Find every line in the entries that holds the string "Valeur" and report it.

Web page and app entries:
-------
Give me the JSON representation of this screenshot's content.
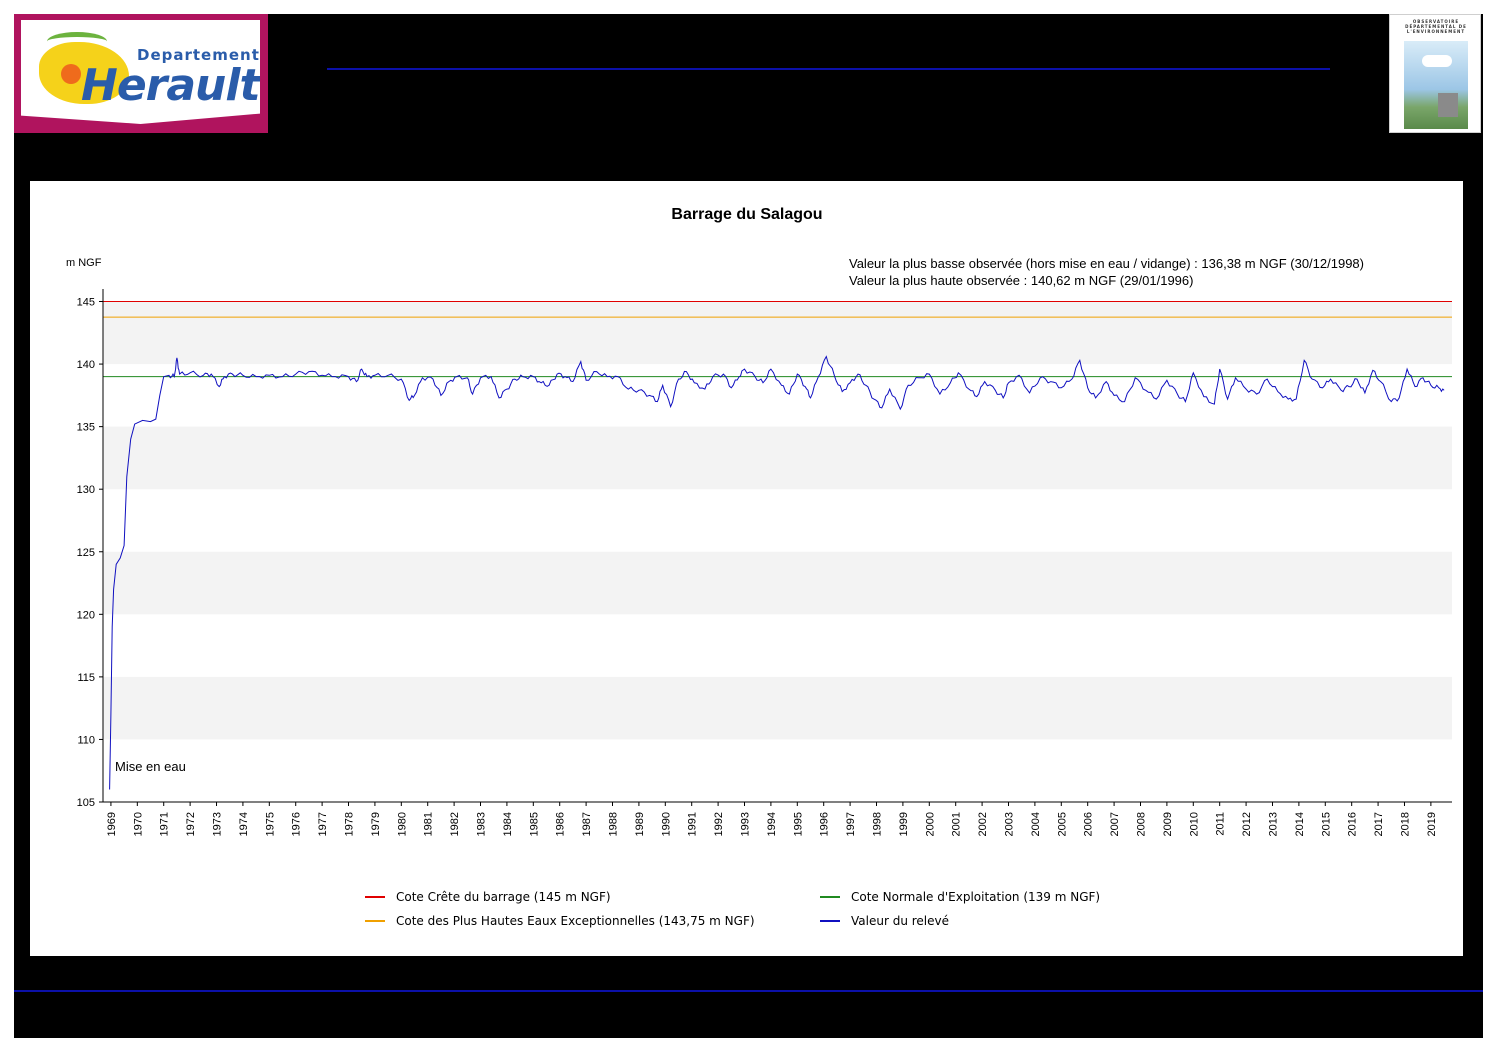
{
  "header": {
    "logo_left": {
      "line1": "Departement",
      "line2": "Herault",
      "colors": {
        "frame": "#b0145e",
        "text": "#2a5caa",
        "sun": "#ef6b1c",
        "land": "#f5d21a"
      }
    },
    "logo_right": {
      "text": "OBSERVATOIRE DÉPARTEMENTAL DE L'ENVIRONNEMENT"
    },
    "rule_color": "#0b10a8"
  },
  "chart_data": {
    "type": "line",
    "title": "Barrage du Salagou",
    "ylabel": "m NGF",
    "xlabel": "",
    "ylim": [
      105,
      146
    ],
    "yticks": [
      105,
      110,
      115,
      120,
      125,
      130,
      135,
      140,
      145
    ],
    "xlim": [
      1968.7,
      2019.8
    ],
    "xtick_labels": [
      "1969",
      "1970",
      "1971",
      "1972",
      "1973",
      "1974",
      "1975",
      "1976",
      "1977",
      "1978",
      "1979",
      "1980",
      "1981",
      "1982",
      "1983",
      "1984",
      "1985",
      "1986",
      "1987",
      "1988",
      "1989",
      "1990",
      "1991",
      "1992",
      "1993",
      "1994",
      "1995",
      "1996",
      "1997",
      "1998",
      "1999",
      "2000",
      "2001",
      "2002",
      "2003",
      "2004",
      "2005",
      "2006",
      "2007",
      "2008",
      "2009",
      "2010",
      "2011",
      "2012",
      "2013",
      "2014",
      "2015",
      "2016",
      "2017",
      "2018",
      "2019"
    ],
    "grid": "alternating horizontal bands",
    "legend_position": "bottom",
    "annotations": {
      "low": "Valeur la plus basse observée (hors mise en eau / vidange) : 136,38 m NGF (30/12/1998)",
      "high": "Valeur la plus haute observée : 140,62 m NGF (29/01/1996)",
      "mise_en_eau": "Mise en eau"
    },
    "reference_lines": [
      {
        "name": "Cote Crête du barrage (145 m NGF)",
        "y": 145,
        "color": "#e00000"
      },
      {
        "name": "Cote des Plus Hautes Eaux Exceptionnelles (143,75 m NGF)",
        "y": 143.75,
        "color": "#f0a000"
      },
      {
        "name": "Cote Normale d'Exploitation (139 m NGF)",
        "y": 139,
        "color": "#208a20"
      }
    ],
    "series": [
      {
        "name": "Valeur du relevé",
        "color": "#1010c0",
        "points": [
          [
            1968.95,
            106
          ],
          [
            1969.0,
            112
          ],
          [
            1969.05,
            119
          ],
          [
            1969.1,
            122
          ],
          [
            1969.2,
            124
          ],
          [
            1969.35,
            124.5
          ],
          [
            1969.5,
            125.5
          ],
          [
            1969.6,
            131
          ],
          [
            1969.75,
            134
          ],
          [
            1969.9,
            135.2
          ],
          [
            1970.2,
            135.5
          ],
          [
            1970.5,
            135.4
          ],
          [
            1970.7,
            135.6
          ],
          [
            1970.85,
            137.5
          ],
          [
            1971.0,
            139.0
          ],
          [
            1971.2,
            139.1
          ],
          [
            1971.4,
            139.0
          ],
          [
            1971.5,
            140.5
          ],
          [
            1971.6,
            139.2
          ],
          [
            1972.0,
            139.3
          ],
          [
            1972.5,
            139.1
          ],
          [
            1972.8,
            139.2
          ],
          [
            1973.1,
            138.2
          ],
          [
            1973.3,
            139.0
          ],
          [
            1973.6,
            139.2
          ],
          [
            1974.0,
            139.1
          ],
          [
            1974.5,
            139.0
          ],
          [
            1975.0,
            139.1
          ],
          [
            1975.5,
            139.0
          ],
          [
            1976.0,
            139.2
          ],
          [
            1976.5,
            139.4
          ],
          [
            1977.0,
            139.1
          ],
          [
            1977.5,
            139.0
          ],
          [
            1978.0,
            139.0
          ],
          [
            1978.3,
            138.6
          ],
          [
            1978.5,
            139.6
          ],
          [
            1978.7,
            139.0
          ],
          [
            1979.0,
            139.1
          ],
          [
            1979.5,
            139.1
          ],
          [
            1980.0,
            138.8
          ],
          [
            1980.3,
            137.1
          ],
          [
            1980.5,
            137.5
          ],
          [
            1980.8,
            138.9
          ],
          [
            1981.2,
            138.8
          ],
          [
            1981.5,
            137.5
          ],
          [
            1981.8,
            138.6
          ],
          [
            1982.1,
            139.0
          ],
          [
            1982.5,
            138.9
          ],
          [
            1982.7,
            137.6
          ],
          [
            1983.0,
            138.9
          ],
          [
            1983.4,
            139.0
          ],
          [
            1983.7,
            137.3
          ],
          [
            1984.0,
            138.0
          ],
          [
            1984.3,
            138.8
          ],
          [
            1984.6,
            139.0
          ],
          [
            1985.0,
            139.0
          ],
          [
            1985.3,
            138.5
          ],
          [
            1985.6,
            138.3
          ],
          [
            1985.9,
            139.2
          ],
          [
            1986.2,
            139.0
          ],
          [
            1986.5,
            138.6
          ],
          [
            1986.8,
            140.2
          ],
          [
            1987.0,
            138.7
          ],
          [
            1987.4,
            139.4
          ],
          [
            1987.8,
            139.0
          ],
          [
            1988.2,
            139.0
          ],
          [
            1988.6,
            138.0
          ],
          [
            1989.0,
            137.9
          ],
          [
            1989.4,
            137.5
          ],
          [
            1989.7,
            137.0
          ],
          [
            1989.9,
            138.3
          ],
          [
            1990.2,
            136.6
          ],
          [
            1990.5,
            138.8
          ],
          [
            1990.8,
            139.4
          ],
          [
            1991.1,
            138.5
          ],
          [
            1991.5,
            138.0
          ],
          [
            1991.8,
            139.0
          ],
          [
            1992.2,
            139.2
          ],
          [
            1992.5,
            138.1
          ],
          [
            1992.8,
            139.0
          ],
          [
            1993.0,
            139.6
          ],
          [
            1993.4,
            139.0
          ],
          [
            1993.7,
            138.5
          ],
          [
            1994.0,
            139.6
          ],
          [
            1994.4,
            138.3
          ],
          [
            1994.7,
            137.6
          ],
          [
            1995.0,
            139.2
          ],
          [
            1995.3,
            138.2
          ],
          [
            1995.5,
            137.3
          ],
          [
            1995.8,
            139.0
          ],
          [
            1996.1,
            140.6
          ],
          [
            1996.4,
            139.1
          ],
          [
            1996.7,
            137.8
          ],
          [
            1997.0,
            138.5
          ],
          [
            1997.3,
            139.2
          ],
          [
            1997.6,
            138.3
          ],
          [
            1997.9,
            137.2
          ],
          [
            1998.2,
            136.5
          ],
          [
            1998.5,
            138.0
          ],
          [
            1998.9,
            136.4
          ],
          [
            1999.2,
            138.3
          ],
          [
            1999.6,
            138.9
          ],
          [
            2000.0,
            139.2
          ],
          [
            2000.4,
            137.6
          ],
          [
            2000.8,
            138.5
          ],
          [
            2001.1,
            139.3
          ],
          [
            2001.5,
            138.0
          ],
          [
            2001.8,
            137.4
          ],
          [
            2002.1,
            138.6
          ],
          [
            2002.5,
            137.9
          ],
          [
            2002.8,
            137.3
          ],
          [
            2003.0,
            138.5
          ],
          [
            2003.4,
            139.1
          ],
          [
            2003.8,
            137.7
          ],
          [
            2004.2,
            138.9
          ],
          [
            2004.6,
            138.6
          ],
          [
            2005.0,
            138.1
          ],
          [
            2005.4,
            138.8
          ],
          [
            2005.7,
            140.3
          ],
          [
            2006.0,
            138.1
          ],
          [
            2006.3,
            137.3
          ],
          [
            2006.7,
            138.6
          ],
          [
            2007.0,
            137.5
          ],
          [
            2007.4,
            137.0
          ],
          [
            2007.8,
            138.9
          ],
          [
            2008.2,
            137.9
          ],
          [
            2008.6,
            137.2
          ],
          [
            2009.0,
            138.7
          ],
          [
            2009.4,
            137.6
          ],
          [
            2009.7,
            137.0
          ],
          [
            2010.0,
            139.3
          ],
          [
            2010.4,
            137.4
          ],
          [
            2010.8,
            136.8
          ],
          [
            2011.0,
            139.6
          ],
          [
            2011.3,
            137.2
          ],
          [
            2011.6,
            138.9
          ],
          [
            2012.0,
            138.0
          ],
          [
            2012.4,
            137.6
          ],
          [
            2012.8,
            138.8
          ],
          [
            2013.2,
            137.8
          ],
          [
            2013.6,
            137.2
          ],
          [
            2013.9,
            137.2
          ],
          [
            2014.2,
            140.3
          ],
          [
            2014.5,
            138.8
          ],
          [
            2014.9,
            138.1
          ],
          [
            2015.2,
            138.8
          ],
          [
            2015.6,
            137.9
          ],
          [
            2015.9,
            138.2
          ],
          [
            2016.2,
            138.8
          ],
          [
            2016.5,
            137.7
          ],
          [
            2016.8,
            139.5
          ],
          [
            2017.1,
            138.6
          ],
          [
            2017.5,
            137.0
          ],
          [
            2017.8,
            137.3
          ],
          [
            2018.1,
            139.6
          ],
          [
            2018.4,
            138.2
          ],
          [
            2018.7,
            138.9
          ],
          [
            2019.0,
            138.3
          ],
          [
            2019.3,
            138.1
          ],
          [
            2019.5,
            137.9
          ]
        ]
      }
    ]
  }
}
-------
* [Answer to this problem]:
      "low": "Valeur la plus basse observée (hors mise en eau / vidange) : 136,38 m NGF (30/12/1998)",
      "high": "Valeur la plus haute observée : 140,62 m NGF (29/01/1996)",
        "name": "Valeur du relevé",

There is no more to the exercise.